--- RECORDED INFORMATION Enclosed Below ---
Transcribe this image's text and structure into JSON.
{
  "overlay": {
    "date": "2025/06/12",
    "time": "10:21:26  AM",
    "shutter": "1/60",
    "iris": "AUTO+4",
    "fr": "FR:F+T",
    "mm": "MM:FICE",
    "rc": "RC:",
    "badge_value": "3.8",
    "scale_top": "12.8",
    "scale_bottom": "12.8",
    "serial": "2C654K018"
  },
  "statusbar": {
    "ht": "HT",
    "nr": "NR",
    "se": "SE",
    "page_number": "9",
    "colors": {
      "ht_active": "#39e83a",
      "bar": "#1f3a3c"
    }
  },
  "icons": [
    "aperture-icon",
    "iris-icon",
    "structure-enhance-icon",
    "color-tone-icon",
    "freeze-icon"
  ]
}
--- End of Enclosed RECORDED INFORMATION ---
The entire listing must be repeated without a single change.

Transcribe this image's text and structure into JSON.
{
  "overlay": {
    "date": "2025/06/12",
    "time": "10:21:26  AM",
    "shutter": "1/60",
    "iris": "AUTO+4",
    "fr": "FR:F+T",
    "mm": "MM:FICE",
    "rc": "RC:",
    "badge_value": "3.8",
    "scale_top": "12.8",
    "scale_bottom": "12.8",
    "serial": "2C654K018"
  },
  "statusbar": {
    "ht": "HT",
    "nr": "NR",
    "se": "SE",
    "page_number": "9",
    "colors": {
      "ht_active": "#39e83a",
      "bar": "#1f3a3c"
    }
  },
  "icons": [
    "aperture-icon",
    "iris-icon",
    "structure-enhance-icon",
    "color-tone-icon",
    "freeze-icon"
  ]
}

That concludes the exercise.